[Dataset rows for apps and sites]
- - - - - - -

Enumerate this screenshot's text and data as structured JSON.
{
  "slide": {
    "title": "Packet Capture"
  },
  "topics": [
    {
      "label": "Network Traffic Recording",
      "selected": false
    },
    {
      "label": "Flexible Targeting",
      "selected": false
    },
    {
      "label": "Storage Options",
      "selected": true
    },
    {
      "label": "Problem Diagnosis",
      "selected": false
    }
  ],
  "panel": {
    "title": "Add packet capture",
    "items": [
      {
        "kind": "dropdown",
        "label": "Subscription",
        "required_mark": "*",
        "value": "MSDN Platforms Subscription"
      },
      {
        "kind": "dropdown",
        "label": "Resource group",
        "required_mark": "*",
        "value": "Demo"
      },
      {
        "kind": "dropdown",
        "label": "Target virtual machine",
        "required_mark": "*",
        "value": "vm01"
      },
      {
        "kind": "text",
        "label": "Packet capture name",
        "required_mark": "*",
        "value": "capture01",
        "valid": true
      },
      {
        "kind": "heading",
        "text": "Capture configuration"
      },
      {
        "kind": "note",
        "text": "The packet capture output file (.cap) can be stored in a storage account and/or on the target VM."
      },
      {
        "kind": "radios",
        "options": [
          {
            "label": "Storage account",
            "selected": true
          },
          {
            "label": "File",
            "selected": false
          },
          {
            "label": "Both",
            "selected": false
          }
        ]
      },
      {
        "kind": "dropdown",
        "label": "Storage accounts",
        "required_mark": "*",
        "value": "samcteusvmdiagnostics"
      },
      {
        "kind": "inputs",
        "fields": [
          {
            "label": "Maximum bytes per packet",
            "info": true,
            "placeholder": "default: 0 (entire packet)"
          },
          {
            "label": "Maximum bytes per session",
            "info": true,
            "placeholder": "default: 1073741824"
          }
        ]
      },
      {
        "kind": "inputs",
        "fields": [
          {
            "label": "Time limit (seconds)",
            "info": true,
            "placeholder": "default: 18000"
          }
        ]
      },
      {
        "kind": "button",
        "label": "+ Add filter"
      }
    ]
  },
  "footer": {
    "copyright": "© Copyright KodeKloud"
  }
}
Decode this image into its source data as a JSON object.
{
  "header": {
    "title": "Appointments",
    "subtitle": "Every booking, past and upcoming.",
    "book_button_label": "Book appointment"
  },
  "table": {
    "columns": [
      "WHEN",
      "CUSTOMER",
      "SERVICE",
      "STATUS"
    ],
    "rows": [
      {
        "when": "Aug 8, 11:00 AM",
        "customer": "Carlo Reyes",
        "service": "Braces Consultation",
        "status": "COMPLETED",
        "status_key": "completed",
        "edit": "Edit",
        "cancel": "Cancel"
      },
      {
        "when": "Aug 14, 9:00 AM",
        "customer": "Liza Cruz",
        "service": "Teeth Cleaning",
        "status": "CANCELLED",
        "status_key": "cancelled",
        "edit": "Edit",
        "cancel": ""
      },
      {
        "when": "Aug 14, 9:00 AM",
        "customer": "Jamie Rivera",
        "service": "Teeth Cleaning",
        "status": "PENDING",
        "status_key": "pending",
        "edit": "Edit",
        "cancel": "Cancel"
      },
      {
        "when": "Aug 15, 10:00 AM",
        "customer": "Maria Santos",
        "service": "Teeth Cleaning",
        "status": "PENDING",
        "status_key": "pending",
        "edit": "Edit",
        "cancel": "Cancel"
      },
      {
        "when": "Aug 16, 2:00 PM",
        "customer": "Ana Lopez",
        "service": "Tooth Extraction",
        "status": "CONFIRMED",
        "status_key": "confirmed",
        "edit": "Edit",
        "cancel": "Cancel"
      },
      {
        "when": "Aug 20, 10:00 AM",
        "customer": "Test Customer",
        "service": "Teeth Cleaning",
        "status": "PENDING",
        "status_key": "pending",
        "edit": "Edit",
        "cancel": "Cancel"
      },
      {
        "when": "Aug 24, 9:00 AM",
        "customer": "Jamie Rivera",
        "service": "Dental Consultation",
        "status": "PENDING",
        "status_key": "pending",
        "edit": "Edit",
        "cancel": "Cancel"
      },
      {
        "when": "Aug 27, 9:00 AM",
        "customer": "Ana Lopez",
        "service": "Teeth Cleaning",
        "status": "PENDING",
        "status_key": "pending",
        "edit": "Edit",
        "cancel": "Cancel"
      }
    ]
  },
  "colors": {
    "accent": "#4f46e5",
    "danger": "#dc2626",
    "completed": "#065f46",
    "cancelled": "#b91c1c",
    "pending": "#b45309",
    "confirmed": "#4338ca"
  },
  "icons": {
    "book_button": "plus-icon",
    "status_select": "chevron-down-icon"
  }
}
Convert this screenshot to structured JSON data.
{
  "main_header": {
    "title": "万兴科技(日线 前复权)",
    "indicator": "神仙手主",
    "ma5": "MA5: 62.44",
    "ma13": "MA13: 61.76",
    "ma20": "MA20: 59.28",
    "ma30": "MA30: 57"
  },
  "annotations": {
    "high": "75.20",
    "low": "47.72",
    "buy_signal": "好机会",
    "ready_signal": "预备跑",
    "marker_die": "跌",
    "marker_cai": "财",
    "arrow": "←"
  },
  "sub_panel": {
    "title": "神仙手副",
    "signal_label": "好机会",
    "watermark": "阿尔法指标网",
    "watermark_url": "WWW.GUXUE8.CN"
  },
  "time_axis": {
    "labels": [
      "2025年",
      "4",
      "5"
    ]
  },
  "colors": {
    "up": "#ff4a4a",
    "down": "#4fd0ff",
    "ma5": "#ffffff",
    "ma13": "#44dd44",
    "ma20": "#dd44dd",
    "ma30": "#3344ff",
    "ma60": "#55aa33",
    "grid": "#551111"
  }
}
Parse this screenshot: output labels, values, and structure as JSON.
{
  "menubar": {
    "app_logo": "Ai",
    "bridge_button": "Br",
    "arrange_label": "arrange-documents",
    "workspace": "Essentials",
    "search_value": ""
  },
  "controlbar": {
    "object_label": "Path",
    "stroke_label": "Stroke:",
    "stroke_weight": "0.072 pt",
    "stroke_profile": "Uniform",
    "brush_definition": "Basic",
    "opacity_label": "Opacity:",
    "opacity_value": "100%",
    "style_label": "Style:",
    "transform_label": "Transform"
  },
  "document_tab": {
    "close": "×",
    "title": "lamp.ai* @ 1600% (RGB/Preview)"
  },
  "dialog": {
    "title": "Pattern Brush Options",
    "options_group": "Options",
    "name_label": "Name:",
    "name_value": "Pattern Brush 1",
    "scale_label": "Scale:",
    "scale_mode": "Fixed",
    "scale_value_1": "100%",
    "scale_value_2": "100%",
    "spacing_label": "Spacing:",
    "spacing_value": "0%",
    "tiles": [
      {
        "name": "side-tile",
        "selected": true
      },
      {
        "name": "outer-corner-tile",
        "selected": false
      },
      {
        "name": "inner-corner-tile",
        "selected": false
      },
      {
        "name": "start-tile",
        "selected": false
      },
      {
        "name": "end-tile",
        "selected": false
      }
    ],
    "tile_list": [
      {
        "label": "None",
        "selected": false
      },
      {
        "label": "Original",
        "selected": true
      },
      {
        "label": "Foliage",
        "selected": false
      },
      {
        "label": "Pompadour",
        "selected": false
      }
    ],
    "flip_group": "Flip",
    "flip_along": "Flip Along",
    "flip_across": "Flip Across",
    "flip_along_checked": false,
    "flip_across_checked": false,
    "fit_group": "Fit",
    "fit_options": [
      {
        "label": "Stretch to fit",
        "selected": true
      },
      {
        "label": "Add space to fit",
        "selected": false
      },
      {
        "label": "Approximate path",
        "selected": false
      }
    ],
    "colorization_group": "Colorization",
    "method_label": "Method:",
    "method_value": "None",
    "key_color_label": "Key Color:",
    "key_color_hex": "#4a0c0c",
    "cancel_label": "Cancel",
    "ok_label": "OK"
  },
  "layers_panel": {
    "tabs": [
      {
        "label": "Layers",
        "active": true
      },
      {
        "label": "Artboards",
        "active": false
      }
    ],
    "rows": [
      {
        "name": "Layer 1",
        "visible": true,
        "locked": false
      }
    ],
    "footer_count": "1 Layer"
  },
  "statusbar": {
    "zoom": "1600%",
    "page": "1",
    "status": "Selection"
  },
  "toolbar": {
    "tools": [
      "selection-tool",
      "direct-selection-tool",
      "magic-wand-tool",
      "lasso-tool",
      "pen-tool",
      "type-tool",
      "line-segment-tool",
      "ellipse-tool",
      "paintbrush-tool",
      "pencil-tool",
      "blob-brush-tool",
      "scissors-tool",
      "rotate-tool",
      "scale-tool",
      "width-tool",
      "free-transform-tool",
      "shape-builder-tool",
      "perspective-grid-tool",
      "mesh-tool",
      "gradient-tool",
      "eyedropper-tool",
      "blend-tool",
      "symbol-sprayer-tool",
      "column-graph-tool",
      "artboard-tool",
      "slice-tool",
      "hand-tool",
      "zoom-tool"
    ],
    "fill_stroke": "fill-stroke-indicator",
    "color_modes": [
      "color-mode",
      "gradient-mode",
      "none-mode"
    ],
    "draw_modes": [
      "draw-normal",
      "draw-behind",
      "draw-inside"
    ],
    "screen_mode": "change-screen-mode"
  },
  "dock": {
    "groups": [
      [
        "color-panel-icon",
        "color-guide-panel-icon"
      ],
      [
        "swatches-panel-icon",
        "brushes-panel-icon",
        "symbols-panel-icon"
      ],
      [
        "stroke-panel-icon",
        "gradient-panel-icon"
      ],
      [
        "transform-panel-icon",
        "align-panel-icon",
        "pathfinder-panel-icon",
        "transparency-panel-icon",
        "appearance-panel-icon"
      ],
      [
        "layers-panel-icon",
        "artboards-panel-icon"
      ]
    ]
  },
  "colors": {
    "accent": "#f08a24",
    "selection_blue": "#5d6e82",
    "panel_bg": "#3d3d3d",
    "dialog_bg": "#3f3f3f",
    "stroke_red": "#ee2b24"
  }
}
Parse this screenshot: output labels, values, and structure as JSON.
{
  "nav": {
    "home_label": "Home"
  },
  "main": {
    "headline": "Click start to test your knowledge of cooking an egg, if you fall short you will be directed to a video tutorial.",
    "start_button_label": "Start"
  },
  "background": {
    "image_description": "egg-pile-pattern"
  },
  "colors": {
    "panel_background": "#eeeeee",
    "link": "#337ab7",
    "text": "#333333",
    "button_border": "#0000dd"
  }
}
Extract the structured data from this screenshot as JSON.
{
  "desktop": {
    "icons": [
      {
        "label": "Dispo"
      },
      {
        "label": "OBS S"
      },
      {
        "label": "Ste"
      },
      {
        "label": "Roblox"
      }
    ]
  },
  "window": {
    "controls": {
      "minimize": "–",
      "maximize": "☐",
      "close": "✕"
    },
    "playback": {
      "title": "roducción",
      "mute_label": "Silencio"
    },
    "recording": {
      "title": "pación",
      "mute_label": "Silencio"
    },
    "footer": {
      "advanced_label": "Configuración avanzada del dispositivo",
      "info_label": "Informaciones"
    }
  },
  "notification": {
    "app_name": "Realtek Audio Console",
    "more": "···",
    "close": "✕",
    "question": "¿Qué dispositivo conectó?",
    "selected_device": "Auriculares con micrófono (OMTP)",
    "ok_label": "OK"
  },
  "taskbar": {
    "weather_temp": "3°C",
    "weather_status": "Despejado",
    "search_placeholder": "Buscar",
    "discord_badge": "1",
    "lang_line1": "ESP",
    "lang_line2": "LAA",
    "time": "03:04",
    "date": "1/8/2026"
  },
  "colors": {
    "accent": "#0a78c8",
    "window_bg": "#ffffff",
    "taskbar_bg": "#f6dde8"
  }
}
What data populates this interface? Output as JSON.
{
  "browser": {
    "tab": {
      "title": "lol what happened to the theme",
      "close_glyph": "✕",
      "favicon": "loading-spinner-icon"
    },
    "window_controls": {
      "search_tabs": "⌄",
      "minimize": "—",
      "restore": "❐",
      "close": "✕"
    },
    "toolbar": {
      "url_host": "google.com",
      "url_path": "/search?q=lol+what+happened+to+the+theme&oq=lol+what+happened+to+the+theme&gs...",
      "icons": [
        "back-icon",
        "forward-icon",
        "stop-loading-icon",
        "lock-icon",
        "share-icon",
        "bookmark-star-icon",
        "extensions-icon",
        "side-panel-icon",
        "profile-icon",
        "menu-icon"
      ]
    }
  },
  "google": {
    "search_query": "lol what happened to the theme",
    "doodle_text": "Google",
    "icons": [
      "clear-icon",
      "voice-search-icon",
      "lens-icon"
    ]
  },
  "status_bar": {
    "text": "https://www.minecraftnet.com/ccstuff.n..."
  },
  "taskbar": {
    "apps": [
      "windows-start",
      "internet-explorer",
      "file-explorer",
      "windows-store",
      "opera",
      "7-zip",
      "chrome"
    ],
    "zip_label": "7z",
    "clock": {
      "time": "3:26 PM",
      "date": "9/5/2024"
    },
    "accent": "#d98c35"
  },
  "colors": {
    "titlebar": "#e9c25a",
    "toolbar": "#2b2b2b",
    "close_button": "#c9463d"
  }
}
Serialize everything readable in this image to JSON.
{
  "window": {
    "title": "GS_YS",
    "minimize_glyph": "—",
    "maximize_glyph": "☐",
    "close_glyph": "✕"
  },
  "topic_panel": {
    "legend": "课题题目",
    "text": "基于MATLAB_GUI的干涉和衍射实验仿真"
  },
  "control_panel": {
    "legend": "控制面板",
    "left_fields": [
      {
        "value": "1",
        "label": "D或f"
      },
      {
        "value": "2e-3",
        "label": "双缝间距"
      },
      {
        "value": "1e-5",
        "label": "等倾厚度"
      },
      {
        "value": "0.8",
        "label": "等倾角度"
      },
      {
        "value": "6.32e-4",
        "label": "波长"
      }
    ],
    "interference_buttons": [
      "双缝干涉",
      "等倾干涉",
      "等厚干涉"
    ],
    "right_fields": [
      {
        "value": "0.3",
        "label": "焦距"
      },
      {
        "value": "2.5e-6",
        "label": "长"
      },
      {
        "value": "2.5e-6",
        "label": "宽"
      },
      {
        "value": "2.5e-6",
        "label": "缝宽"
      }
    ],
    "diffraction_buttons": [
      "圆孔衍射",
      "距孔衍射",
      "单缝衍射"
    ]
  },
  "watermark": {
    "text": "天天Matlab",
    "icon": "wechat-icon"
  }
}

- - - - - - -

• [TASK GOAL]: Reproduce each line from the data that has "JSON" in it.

• [SOLUTION BELOW]:
Enumerate this screenshot's text and data as structured JSON.
Decode this image into its source data as a JSON object.
Convert this screenshot to structured JSON data.
Parse this screenshot: output labels, values, and structure as JSON.
Parse this screenshot: output labels, values, and structure as JSON.
Extract the structured data from this screenshot as JSON.
What data populates this interface? Output as JSON.
Serialize everything readable in this image to JSON.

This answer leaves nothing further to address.